The lines of the records that include "Berichten" should all be copied.

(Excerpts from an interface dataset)
────

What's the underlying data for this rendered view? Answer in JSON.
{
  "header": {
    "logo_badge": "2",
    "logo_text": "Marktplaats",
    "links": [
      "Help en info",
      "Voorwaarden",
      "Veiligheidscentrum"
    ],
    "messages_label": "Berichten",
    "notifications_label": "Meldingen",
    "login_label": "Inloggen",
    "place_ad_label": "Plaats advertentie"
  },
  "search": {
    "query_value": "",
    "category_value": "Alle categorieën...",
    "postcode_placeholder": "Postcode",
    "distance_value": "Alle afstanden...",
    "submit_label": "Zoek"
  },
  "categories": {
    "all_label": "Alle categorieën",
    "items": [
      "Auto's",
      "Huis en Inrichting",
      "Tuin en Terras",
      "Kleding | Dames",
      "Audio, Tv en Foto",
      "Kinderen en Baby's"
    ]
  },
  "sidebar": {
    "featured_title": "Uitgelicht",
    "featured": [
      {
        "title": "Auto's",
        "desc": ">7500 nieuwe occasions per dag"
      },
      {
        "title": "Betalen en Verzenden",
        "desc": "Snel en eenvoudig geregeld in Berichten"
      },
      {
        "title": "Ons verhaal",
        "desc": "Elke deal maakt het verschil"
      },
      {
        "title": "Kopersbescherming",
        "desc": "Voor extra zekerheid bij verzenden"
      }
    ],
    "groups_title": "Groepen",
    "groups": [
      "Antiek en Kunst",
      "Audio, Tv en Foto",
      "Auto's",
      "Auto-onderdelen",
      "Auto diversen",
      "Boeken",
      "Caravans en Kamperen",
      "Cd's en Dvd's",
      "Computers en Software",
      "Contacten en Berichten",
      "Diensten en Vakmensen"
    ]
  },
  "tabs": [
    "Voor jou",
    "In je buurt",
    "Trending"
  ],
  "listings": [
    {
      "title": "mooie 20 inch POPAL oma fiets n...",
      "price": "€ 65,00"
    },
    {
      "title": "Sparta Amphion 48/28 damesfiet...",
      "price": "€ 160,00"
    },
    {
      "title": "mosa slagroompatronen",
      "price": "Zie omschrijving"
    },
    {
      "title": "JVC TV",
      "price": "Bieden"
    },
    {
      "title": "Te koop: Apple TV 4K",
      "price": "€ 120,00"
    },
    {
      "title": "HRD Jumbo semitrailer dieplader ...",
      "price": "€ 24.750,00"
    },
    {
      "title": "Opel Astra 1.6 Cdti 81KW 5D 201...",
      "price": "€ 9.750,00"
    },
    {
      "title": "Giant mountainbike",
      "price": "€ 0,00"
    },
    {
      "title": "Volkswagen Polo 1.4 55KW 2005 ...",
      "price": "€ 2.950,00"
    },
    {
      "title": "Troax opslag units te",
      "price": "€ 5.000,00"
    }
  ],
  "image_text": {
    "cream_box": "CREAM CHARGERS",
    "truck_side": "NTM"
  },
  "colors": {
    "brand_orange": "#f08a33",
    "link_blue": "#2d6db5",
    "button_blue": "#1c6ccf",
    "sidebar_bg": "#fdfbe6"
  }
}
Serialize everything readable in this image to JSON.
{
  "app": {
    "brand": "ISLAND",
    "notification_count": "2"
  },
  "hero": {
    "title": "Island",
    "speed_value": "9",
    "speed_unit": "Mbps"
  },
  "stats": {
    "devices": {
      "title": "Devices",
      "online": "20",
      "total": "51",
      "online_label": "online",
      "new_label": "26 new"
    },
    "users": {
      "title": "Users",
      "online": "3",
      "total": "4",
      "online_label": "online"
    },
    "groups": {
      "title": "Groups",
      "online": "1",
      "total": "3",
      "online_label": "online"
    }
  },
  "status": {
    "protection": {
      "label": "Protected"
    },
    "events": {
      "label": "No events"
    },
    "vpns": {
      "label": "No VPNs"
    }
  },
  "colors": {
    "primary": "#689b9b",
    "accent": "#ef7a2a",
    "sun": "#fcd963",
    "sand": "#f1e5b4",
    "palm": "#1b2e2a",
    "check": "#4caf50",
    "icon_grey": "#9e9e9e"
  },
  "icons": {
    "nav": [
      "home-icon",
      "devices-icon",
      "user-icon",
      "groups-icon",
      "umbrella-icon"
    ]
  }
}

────

▶ _WORKED SOLUTION_:
    "messages_label": "Berichten",
        "desc": "Snel en eenvoudig geregeld in Berichten"
      "Contacten en Berichten",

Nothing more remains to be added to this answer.